Film making and the Canterbury Show

January 18, 2013

We’re on the final leg now of our grand south Eastern tour, and we’re all feeling that this is a lifestyle we could definitely get used to. Yesterday was a particularly enjoyable and productive Thursday.

We ventured out into the valleys to a cosy little spread in Hastingleigh, where a friendly chap called Raph Klatzko was found doing a little mechanical maintainance under the bonnet of his car. After a warm greeting and an oily handshake, we were welcomed in for hot beverages and a selection of deli goodies we’d smuggled out of Morrisons earlier that morning.

I’d never met Raph before but heard a lot about him. He grew up in Kent, but has spent the last few years setting up a media productions company in South Africa. He’s a film maker, photographer, web designer, promoter, sound engineer, music lover and is currently back in Hastingleigh in the process of converting part of his family’s house into a studio for his latest project, Light Tone Studios. In the meantime he’s been filming bands in the kitchen, which is a really nice space to play in. Raph is a good guy to know. He’s an extremely warm and friendly soul with an excellent selection of quality teas, and his unstoppable entrepeneurial spirit makes Theo Pathitis look slightly lethargic. We’re looking forward to working with him again in the summer. The fruits of yesterday’s filming session should hopefully appear online before long.

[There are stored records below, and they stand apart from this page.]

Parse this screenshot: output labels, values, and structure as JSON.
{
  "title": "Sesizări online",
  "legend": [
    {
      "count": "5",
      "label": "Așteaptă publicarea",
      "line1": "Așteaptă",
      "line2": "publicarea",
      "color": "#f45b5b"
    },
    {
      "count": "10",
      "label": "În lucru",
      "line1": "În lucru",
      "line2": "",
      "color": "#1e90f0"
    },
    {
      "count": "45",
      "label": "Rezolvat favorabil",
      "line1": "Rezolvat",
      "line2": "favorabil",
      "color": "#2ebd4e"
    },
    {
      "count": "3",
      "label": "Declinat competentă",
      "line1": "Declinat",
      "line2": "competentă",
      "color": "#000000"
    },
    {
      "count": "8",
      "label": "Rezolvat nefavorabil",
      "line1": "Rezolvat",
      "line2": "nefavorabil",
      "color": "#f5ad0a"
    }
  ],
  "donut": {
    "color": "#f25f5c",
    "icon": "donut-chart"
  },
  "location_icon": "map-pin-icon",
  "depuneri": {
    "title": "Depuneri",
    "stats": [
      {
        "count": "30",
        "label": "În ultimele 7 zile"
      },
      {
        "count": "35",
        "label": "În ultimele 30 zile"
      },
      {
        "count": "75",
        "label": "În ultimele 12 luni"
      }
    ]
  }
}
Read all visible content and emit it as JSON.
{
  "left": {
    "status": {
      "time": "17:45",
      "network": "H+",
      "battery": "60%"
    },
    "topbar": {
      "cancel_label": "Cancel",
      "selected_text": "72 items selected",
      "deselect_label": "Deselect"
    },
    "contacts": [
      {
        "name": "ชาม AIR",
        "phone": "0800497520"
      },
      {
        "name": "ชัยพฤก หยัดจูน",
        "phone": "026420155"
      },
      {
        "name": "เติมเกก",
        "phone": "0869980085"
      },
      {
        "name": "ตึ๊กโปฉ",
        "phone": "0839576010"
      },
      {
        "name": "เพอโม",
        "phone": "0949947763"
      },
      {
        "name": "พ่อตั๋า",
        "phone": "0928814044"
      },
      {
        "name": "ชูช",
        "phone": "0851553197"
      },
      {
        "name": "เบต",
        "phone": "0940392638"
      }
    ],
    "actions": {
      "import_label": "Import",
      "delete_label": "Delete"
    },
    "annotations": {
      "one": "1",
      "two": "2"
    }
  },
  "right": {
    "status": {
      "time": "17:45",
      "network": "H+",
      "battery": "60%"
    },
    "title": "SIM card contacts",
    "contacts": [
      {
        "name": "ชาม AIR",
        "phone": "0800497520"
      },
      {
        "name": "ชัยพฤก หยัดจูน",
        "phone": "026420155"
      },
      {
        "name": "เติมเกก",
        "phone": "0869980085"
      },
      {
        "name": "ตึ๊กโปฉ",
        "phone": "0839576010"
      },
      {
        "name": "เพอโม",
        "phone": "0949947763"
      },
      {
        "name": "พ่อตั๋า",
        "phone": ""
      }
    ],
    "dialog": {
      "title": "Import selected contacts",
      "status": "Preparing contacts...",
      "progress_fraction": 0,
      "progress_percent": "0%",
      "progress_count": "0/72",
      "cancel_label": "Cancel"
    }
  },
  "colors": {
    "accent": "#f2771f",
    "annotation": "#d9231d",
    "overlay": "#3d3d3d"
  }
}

After getting out of the maze of country lanes we made it back into Canterbury to get ready for our support slot at Free Range, a new evening of experimental music in the Veg Box Cafe, just above Canterbury Wholefoods. Aidan’s old piano teacher and good friend Sam Bailey started putting these on last year and they’re proving popular. The place was packed by the time we started. We played a short 30 minute set which, despite a few technical hitches, went down a treat. A good mix of ages from toddlers to pensioners, local residents, students, family and friends new and old.

After relaxing to the ambient soundscapes and Abelton-triggered beats of iPad performance artist, Mechanical Elephant, we dispersed into the cold Canterbury air. The more virtuous bandmembers made their way to the Canterbury Tales to instigate the Thursday folk sessions which Ben and Rosie’s brother Fred Holden started up in their halcyon student days at UKC. Others went to the Bell and Crown, got pissed and played Boggle.

Tonight we’re migrating to Maidstone for the grand finale at Stepping Stone Studios. This is a new community arts venue offering affordable studio and performance spaces for new Kent-based artists and musicians. There are rumours of a drawing competition and jam prizes…what more could you ask for